GREENBURGH, N.Y. — When the Knicks decided they wanted to build a more competitive team, Joakim Noah couldn't wait to get on board.
He remembers watching plenty of games at Madison Square Garden and knows better than most what it means to have winning basketball in the city where he was born.
So the former Gator committed quickly when he became a free agent and signed his contract Friday as the centerpiece of what the Knicks hope can be a contender.
"This means everything to me, and I'm going to do everything to make this special," Noah, 31, said.

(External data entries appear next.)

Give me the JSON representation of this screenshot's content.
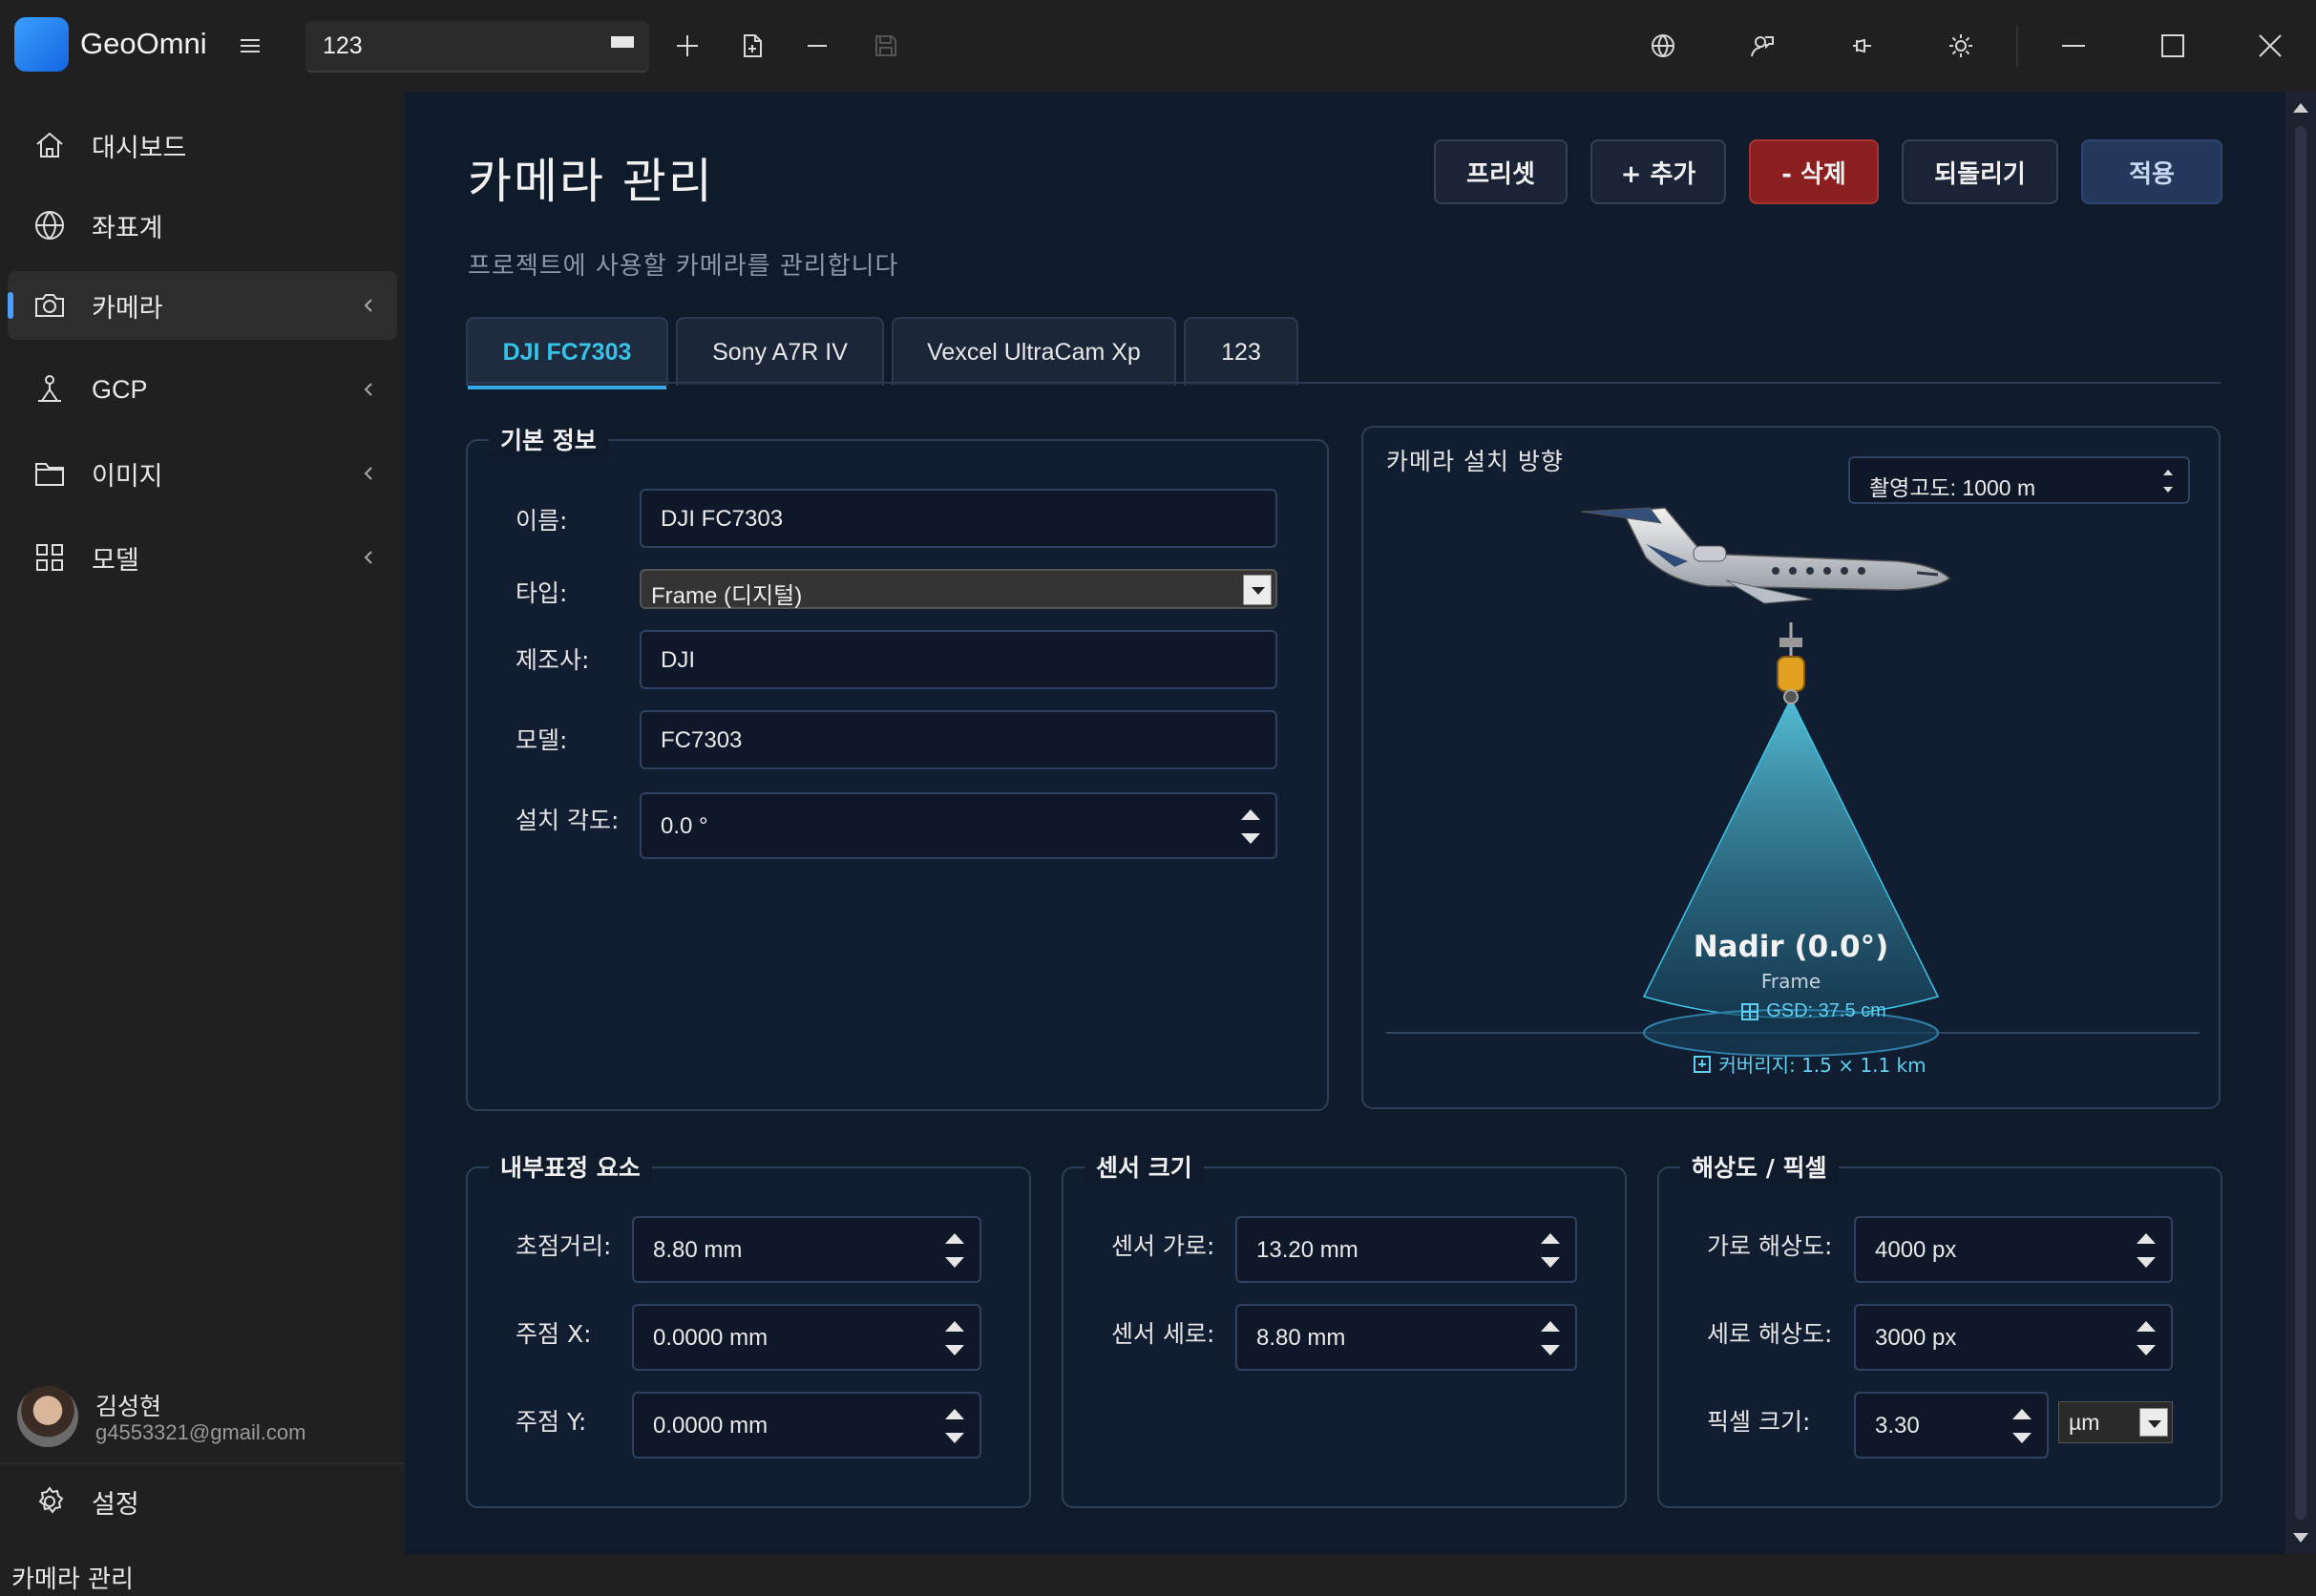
{
  "app": {
    "name": "GeoOmni",
    "project_value": "123"
  },
  "sidebar": {
    "items": [
      {
        "label": "대시보드"
      },
      {
        "label": "좌표계"
      },
      {
        "label": "카메라"
      },
      {
        "label": "GCP"
      },
      {
        "label": "이미지"
      },
      {
        "label": "모델"
      }
    ],
    "user": {
      "name": "김성현",
      "email": "g4553321@gmail.com"
    },
    "settings_label": "설정"
  },
  "status_bar": {
    "text": "카메라 관리"
  },
  "page": {
    "title": "카메라 관리",
    "subtitle": "프로젝트에 사용할 카메라를 관리합니다",
    "buttons": {
      "preset": "프리셋",
      "add": "+ 추가",
      "delete": "- 삭제",
      "revert": "되돌리기",
      "apply": "적용"
    },
    "tabs": [
      "DJI FC7303",
      "Sony A7R IV",
      "Vexcel UltraCam Xp",
      "123"
    ]
  },
  "basic_info": {
    "title": "기본 정보",
    "name_label": "이름:",
    "name_value": "DJI FC7303",
    "type_label": "타입:",
    "type_value": "Frame (디지털)",
    "maker_label": "제조사:",
    "maker_value": "DJI",
    "model_label": "모델:",
    "model_value": "FC7303",
    "angle_label": "설치 각도:",
    "angle_value": "0.0 °"
  },
  "orientation": {
    "title": "카메라 설치 방향",
    "altitude": "촬영고도: 1000 m",
    "nadir": "Nadir (0.0°)",
    "frame": "Frame",
    "gsd": "GSD: 37.5 cm",
    "coverage": "커버리지: 1.5 × 1.1 km"
  },
  "interior": {
    "title": "내부표정 요소",
    "focal_label": "초점거리:",
    "focal_value": "8.80 mm",
    "px_label": "주점 X:",
    "px_value": "0.0000 mm",
    "py_label": "주점 Y:",
    "py_value": "0.0000 mm"
  },
  "sensor": {
    "title": "센서 크기",
    "w_label": "센서 가로:",
    "w_value": "13.20 mm",
    "h_label": "센서 세로:",
    "h_value": "8.80 mm"
  },
  "resolution": {
    "title": "해상도 / 픽셀",
    "w_label": "가로 해상도:",
    "w_value": "4000 px",
    "h_label": "세로 해상도:",
    "h_value": "3000 px",
    "pixel_label": "픽셀 크기:",
    "pixel_value": "3.30",
    "pixel_unit": "µm"
  },
  "colors": {
    "accent": "#36c3e8",
    "danger": "#8b1e1e",
    "primary": "#23385a",
    "main_bg": "#0f1a2b"
  }
}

The Knicks also signed veteran guards Brandon Jennings and Courtney Lee, along with rookie big men Marshall Plumlee and Guillermo "Willy" Hernangomez, and re-signed forward Lance Thomas. Add in Derrick Rose, Noah's former Bulls teammate who was acquired via trade last month, and the Knicks believe they can turn a 50-loss team into a playoff one.
Noah was born in New York and attended high school there. His mother, former Miss Sweden Cecilia Rodhe, still lives in Brooklyn after her divorce from French tennis star Yannick Noah. His sister lives in the city, too.
Noah said it was hard to leave after nine years in Chicago, where Bulls chairman Jerry Reinsdorf said his impact can't be measured. "He is loved by all in our organization, and he will always be a Bull," Reinsdorf said.
"Sometimes it's just time to move on," Noah said. "When this situation opened up, I knew … this was where I wanted to be."
SPEIGHTS TO CLIPS: St. Petersburg's Marreese Speights said he signed a multiyear contract with the Clippers. The 28-year-old former Gator averaged 7.1 points and 3.3 rebounds for the Warriors last season. The 6-foot-10, 255-pounder was a member of the Warriors' 2014-15 championship team.
Since signing Kevin Durant, the Warriors have lost Speights, Andrew Bogut, Harrison Barnes, Festus Ezeli, Leandro Barbosa and Brandon Rush from last season.
The Clippers are also keeping their bench together, re-signing three-time sixth man of the year Jamal Crawford, guard Austin Rivers, forward Luc Mbah a Moute and forward Wesley Johnson. Crawford, 36, agreed to a $42 million, three-year deal.
CELTIC PRIDE: Boston brought Al Horford out for the media even as the team waits for its new deal with the former Hawks big man to be approved by the league. The former Gator agreed to a four-year, $113 million contract, the biggest free agent deal in franchise history. "People around the league, they appreciate, they understand how special it is," Horford, 30, said of playing for Celtics. "I hope that if I'm coming here, it will definitely open the door to other free agents."
TRADE: The Spurs traded forward Boris Diaw and a second-round pick in 2022 to the Jazz for point guard Olivier Hanlan. Diaw, 34, averaged 6.4 points, 3.1 rebounds and 2.3 assists last season. Hanlan was a second-round pick by the Jazz in 2015 and played last season in Lithuania.
BUCKS: Forward Mirza Teletovic, who averaged a career-high 12.2 points for the Suns last season, signed.
GRIZZLIES: Forward Chandler Parsons, who shot 41.4 percent from 3 last season with the Mavs and has averaged 14.3 points in his five seasons, agreed to a four-year, $94 million contract. The former Gator's deal was quickly followed by point guard Mike Conley reaching agreement on a five-year, $153 million contract.
HEAT: Forward Derrick Williams, who averaged 9.3 points last season for the Knicks, agreed to sign as a free agent.
LAKERS: Center Timofey Mozgov, who just won a championship with the Cavaliers, finalized a four-year, $64 million deal.
MAVERICKS: Point guard Deron Williams is coming back for a second season with his hometown team, signing a $10 million, one-year deal. Dwight Powell, a 6-foot-11 restricted free agent, signed a $37 million, four-year deal. The club also signed two rookies: center A.J. Hammons and former Gator forward Dorian Finney-Smith.
THUNDER: Forward Mitch McGary has been suspended five games without pay for violating the terms of the league's antidrug program.